Exercise objective
From the listing below, pick out each line with the word "Classic".

Provided records
----------------------------------------
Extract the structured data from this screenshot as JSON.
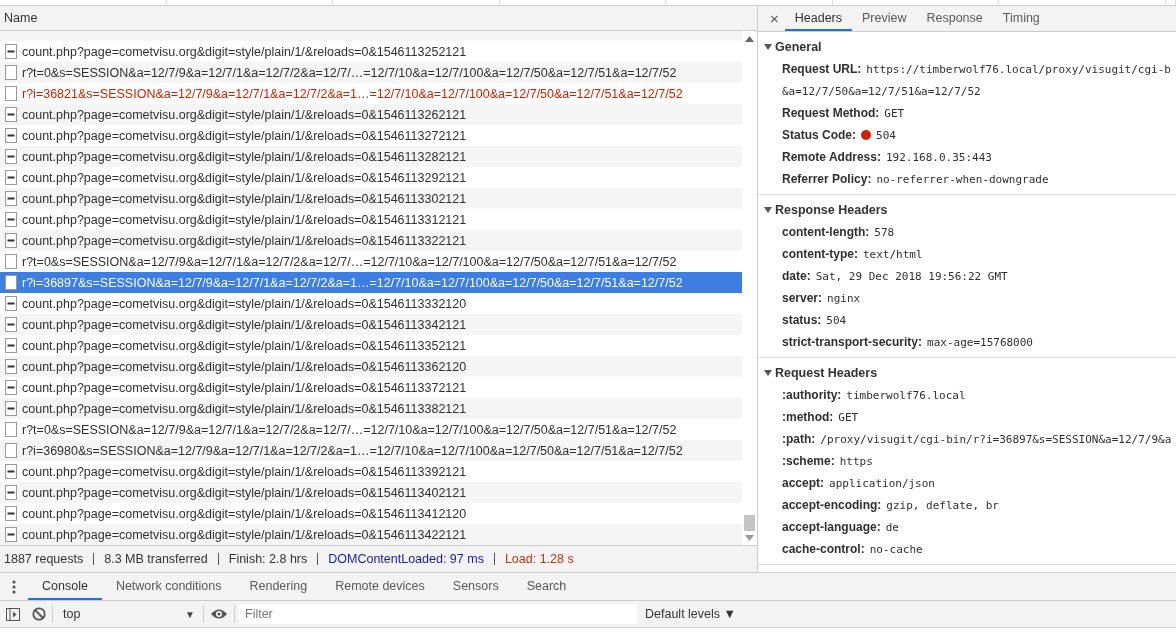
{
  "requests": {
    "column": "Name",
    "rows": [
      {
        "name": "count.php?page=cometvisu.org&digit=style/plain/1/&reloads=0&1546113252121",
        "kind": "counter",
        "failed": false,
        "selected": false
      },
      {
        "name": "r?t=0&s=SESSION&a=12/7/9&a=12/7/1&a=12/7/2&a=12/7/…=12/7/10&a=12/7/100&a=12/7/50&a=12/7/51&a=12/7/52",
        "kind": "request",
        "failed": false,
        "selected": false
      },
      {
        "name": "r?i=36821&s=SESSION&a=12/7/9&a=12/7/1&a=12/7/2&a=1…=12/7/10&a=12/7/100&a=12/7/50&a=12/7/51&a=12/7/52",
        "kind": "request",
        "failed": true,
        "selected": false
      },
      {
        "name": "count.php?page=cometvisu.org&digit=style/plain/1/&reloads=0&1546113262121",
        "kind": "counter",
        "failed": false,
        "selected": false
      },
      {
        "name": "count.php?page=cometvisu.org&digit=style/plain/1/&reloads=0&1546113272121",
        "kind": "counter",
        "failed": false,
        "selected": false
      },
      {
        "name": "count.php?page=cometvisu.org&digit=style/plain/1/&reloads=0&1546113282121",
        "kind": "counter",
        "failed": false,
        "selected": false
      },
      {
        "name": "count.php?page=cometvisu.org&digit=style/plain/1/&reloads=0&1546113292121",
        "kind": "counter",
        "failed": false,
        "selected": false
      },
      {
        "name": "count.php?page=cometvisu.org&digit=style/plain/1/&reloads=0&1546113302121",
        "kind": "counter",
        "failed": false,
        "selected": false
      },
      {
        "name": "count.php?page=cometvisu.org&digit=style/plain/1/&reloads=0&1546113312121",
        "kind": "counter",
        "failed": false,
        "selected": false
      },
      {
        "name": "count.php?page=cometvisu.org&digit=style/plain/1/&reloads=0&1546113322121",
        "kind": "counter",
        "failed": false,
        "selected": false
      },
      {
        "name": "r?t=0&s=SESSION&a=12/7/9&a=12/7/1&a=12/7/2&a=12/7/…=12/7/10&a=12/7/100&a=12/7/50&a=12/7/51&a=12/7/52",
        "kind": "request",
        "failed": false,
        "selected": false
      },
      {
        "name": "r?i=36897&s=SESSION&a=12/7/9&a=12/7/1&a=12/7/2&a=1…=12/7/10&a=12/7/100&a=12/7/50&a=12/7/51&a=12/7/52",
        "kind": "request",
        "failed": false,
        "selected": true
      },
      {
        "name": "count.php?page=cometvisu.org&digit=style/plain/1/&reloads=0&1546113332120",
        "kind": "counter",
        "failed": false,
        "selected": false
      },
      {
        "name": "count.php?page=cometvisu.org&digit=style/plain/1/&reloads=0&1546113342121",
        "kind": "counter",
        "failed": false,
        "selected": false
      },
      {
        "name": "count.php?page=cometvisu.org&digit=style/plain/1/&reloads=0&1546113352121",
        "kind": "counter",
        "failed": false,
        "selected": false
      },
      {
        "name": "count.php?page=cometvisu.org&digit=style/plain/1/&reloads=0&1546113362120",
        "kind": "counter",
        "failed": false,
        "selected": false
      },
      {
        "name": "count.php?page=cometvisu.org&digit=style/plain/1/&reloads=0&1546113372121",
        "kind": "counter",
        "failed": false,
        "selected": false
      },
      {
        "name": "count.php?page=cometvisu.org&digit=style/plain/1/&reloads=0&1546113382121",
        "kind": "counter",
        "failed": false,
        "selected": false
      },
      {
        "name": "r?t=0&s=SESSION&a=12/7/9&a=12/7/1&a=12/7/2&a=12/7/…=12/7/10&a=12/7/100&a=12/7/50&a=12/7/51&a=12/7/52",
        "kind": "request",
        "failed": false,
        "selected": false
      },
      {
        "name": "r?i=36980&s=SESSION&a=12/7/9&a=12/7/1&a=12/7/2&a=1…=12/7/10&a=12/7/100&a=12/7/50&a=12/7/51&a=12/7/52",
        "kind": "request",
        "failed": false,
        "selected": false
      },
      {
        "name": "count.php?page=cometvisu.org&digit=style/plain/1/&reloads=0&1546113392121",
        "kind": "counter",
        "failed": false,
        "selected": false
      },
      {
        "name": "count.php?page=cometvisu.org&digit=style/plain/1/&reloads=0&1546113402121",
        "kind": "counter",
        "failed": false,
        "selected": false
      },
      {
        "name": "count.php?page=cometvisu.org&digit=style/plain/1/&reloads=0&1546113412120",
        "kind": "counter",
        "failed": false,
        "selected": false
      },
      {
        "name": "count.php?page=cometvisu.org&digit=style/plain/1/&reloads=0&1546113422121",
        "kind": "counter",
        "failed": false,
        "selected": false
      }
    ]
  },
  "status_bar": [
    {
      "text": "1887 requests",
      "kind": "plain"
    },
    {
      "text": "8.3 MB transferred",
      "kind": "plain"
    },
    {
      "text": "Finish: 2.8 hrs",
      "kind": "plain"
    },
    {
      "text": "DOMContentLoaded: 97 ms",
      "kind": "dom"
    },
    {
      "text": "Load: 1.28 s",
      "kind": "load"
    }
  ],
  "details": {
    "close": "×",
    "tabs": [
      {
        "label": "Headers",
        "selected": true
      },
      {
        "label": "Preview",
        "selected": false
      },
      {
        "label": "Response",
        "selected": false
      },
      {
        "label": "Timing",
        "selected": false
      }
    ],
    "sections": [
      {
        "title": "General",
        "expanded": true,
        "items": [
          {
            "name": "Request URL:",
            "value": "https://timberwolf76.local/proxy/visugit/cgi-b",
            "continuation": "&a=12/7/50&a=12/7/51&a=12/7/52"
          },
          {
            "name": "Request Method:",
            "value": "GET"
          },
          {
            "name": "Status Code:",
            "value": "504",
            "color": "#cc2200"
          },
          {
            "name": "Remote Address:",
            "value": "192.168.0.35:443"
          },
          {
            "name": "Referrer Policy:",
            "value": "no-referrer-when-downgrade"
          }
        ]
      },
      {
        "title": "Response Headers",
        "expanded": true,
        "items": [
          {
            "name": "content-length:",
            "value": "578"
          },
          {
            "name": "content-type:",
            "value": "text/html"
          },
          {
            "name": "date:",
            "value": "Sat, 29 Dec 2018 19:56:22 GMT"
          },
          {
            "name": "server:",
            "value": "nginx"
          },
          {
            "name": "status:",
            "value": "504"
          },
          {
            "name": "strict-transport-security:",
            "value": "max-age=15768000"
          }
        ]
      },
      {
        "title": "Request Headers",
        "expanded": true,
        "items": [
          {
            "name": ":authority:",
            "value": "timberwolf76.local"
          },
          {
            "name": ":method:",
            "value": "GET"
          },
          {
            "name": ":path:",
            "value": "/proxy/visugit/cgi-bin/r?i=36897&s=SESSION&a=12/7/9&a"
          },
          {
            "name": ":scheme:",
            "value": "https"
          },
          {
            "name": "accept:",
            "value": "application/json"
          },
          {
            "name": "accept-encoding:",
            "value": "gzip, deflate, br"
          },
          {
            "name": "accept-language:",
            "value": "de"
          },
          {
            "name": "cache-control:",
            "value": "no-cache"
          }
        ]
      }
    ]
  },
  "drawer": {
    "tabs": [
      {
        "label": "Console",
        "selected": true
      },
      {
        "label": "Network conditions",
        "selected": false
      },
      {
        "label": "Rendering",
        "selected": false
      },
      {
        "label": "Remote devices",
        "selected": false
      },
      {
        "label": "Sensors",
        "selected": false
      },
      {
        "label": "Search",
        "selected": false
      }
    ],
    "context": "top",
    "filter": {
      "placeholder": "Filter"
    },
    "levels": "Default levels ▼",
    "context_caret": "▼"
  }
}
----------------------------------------
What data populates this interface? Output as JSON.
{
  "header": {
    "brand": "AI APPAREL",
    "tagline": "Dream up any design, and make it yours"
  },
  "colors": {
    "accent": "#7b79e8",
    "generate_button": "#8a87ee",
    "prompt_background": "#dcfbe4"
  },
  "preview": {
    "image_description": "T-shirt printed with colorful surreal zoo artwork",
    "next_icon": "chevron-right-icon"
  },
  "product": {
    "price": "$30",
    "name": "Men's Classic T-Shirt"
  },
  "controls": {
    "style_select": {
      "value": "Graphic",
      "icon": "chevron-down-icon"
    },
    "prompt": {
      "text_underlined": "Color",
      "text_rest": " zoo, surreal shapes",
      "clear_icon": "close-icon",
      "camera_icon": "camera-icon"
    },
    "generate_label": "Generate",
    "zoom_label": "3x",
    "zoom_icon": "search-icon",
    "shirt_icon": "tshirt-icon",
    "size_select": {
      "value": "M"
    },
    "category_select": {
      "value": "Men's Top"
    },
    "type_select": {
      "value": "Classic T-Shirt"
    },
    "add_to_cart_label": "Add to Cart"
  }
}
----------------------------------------
Task output
    "name": "Men's Classic T-Shirt"
      "value": "Classic T-Shirt"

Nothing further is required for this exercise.